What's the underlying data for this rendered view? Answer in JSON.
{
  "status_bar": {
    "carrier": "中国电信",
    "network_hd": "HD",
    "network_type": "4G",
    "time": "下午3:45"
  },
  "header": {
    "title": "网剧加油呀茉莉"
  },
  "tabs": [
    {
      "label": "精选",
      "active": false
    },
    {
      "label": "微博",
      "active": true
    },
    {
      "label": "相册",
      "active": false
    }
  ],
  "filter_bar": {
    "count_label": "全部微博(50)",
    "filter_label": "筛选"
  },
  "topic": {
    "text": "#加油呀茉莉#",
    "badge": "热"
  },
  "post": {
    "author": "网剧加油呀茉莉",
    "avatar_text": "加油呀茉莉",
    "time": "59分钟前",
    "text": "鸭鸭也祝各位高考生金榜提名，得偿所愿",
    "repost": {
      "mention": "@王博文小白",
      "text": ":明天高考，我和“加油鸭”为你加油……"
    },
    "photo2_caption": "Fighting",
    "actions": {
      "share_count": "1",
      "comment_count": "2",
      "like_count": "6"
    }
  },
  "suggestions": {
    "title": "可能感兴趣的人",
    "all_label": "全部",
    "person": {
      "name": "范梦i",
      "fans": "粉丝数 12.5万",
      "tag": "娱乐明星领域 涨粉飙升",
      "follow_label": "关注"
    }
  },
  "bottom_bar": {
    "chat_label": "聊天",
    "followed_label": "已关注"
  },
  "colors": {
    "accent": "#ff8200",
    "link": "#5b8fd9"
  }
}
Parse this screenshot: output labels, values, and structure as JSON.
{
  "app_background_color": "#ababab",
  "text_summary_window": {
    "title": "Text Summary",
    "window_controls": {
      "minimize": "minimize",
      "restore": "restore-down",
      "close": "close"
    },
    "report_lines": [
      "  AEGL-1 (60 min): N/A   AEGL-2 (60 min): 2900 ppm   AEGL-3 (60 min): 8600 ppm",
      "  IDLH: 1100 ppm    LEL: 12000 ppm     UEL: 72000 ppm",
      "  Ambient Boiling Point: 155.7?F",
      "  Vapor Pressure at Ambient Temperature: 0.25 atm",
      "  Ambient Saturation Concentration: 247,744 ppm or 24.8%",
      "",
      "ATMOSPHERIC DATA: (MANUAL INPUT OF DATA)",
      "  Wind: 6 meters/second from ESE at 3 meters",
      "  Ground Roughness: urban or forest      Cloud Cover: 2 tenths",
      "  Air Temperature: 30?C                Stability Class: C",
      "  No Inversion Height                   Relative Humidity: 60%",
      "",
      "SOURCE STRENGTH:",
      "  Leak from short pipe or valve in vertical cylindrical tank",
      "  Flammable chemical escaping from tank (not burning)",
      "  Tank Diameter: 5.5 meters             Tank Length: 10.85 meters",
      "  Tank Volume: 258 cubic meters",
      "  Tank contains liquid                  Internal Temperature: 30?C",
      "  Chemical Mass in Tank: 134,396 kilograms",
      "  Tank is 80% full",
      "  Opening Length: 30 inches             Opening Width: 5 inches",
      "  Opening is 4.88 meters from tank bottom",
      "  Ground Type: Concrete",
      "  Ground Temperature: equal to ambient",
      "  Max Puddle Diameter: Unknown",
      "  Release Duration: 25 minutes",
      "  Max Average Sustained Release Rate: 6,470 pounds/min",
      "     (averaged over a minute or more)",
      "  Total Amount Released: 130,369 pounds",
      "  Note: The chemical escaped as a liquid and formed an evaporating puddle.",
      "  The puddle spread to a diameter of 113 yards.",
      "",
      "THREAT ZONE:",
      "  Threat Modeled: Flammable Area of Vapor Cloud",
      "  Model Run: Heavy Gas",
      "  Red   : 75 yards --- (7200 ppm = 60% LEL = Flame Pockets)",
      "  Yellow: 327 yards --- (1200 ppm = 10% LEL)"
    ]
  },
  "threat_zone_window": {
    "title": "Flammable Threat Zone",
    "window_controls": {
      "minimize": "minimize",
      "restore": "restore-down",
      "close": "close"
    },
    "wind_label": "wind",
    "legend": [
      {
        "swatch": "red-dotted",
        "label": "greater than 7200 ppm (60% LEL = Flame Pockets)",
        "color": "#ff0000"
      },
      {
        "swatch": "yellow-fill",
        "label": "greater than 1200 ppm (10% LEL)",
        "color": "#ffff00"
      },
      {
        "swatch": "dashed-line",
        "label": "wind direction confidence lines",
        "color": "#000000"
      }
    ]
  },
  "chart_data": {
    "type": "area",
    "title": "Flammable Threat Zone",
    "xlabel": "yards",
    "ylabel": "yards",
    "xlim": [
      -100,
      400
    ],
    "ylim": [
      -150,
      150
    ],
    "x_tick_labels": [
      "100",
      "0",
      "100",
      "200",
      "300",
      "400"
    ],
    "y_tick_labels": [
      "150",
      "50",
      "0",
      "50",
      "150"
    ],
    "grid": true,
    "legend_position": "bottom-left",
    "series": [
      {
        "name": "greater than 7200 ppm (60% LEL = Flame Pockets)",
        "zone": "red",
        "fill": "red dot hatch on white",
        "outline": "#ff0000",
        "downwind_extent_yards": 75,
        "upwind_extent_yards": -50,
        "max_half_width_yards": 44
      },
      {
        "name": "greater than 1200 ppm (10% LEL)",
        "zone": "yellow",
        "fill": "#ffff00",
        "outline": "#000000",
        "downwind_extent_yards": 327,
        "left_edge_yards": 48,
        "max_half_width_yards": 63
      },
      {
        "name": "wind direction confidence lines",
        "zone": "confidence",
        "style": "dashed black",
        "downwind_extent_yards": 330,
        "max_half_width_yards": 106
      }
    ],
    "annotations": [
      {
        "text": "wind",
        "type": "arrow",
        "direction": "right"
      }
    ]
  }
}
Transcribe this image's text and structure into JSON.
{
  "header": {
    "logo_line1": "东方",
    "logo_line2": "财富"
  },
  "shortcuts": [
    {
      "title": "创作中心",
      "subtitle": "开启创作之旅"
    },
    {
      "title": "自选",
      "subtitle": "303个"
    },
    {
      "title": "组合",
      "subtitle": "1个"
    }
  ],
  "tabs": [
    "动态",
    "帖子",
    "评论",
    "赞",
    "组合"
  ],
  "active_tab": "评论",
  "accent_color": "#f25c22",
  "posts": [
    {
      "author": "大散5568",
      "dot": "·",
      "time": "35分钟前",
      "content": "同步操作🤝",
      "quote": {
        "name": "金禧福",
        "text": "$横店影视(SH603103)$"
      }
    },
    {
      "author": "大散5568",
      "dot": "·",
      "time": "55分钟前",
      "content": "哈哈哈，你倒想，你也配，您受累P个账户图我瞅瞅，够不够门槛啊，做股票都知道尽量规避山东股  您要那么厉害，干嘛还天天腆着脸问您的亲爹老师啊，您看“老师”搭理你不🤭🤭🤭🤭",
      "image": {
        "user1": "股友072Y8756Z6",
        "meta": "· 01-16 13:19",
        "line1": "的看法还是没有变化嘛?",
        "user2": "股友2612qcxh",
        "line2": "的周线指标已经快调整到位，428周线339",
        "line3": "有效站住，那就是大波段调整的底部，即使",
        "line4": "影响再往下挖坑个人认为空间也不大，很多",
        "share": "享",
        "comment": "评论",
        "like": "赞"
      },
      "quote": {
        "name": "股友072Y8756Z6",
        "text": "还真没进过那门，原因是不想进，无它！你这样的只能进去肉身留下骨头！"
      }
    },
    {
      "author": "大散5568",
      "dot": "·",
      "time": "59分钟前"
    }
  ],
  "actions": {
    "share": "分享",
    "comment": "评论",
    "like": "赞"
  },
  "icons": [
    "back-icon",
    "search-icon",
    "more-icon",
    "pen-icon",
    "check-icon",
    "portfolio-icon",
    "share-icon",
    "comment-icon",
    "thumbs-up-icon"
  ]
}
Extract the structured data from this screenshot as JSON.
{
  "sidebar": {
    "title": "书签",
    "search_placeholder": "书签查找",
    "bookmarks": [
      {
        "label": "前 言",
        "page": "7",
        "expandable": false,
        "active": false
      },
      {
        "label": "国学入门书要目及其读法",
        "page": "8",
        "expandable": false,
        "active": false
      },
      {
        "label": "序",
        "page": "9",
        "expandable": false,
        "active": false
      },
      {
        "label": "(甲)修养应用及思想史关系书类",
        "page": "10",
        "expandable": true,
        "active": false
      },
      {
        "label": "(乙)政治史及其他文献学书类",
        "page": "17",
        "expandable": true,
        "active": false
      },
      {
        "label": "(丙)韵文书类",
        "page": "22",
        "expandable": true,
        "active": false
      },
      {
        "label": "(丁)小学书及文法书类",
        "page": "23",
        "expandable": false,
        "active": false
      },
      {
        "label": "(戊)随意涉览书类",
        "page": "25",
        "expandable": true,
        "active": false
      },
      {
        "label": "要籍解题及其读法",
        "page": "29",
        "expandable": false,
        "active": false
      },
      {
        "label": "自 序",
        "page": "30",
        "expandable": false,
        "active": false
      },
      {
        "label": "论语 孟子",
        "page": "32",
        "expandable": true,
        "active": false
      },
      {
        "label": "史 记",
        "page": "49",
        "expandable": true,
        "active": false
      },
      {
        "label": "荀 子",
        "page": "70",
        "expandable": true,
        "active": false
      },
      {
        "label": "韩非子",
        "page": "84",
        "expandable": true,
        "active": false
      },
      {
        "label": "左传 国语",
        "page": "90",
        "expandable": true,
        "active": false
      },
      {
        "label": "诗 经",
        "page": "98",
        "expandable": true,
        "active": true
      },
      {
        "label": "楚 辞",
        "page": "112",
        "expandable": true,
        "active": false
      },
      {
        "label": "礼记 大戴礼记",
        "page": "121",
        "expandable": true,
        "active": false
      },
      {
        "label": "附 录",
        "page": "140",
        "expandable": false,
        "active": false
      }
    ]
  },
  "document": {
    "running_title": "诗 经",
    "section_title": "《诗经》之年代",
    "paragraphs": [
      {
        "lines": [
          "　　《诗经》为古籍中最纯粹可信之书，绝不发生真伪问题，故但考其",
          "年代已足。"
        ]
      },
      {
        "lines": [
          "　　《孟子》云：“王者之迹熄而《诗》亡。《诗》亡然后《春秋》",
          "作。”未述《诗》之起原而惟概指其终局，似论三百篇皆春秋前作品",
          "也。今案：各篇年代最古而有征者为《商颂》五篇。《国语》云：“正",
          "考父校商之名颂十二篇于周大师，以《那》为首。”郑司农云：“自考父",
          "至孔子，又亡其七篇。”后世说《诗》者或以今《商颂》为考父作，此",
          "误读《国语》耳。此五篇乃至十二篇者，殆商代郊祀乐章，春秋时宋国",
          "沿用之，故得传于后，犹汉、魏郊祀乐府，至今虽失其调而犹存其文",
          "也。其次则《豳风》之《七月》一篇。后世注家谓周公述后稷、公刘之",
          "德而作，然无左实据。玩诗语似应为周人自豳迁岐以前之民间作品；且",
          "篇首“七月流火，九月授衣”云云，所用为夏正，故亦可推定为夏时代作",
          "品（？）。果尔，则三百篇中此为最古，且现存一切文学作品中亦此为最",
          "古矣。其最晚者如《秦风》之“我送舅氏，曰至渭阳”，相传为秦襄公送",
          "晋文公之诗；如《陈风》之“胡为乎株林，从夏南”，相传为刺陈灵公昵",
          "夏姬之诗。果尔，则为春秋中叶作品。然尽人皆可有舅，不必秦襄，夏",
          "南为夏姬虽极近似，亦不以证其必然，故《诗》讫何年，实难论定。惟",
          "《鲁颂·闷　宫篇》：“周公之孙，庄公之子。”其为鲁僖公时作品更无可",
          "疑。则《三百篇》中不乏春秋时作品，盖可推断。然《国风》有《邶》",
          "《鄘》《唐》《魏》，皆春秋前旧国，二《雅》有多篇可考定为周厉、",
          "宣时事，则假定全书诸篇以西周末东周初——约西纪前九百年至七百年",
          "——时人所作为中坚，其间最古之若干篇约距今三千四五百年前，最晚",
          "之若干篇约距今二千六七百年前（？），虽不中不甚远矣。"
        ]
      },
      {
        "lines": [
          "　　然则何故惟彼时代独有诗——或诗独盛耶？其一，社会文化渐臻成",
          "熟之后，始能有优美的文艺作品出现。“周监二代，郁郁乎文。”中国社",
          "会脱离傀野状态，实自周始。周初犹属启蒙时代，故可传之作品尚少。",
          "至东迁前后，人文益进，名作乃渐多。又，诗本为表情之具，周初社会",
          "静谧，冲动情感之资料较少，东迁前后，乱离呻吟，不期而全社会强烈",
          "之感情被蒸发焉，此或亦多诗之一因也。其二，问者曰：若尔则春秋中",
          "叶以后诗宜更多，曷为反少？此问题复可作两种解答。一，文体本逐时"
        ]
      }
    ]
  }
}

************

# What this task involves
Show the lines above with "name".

# Answer space
      "name": "范梦i",
        "name": "greater than 7200 ppm (60% LEL = Flame Pockets)",
        "name": "greater than 1200 ppm (10% LEL)",
        "name": "wind direction confidence lines",
        "name": "金禧福",
        "name": "股友072Y8756Z6",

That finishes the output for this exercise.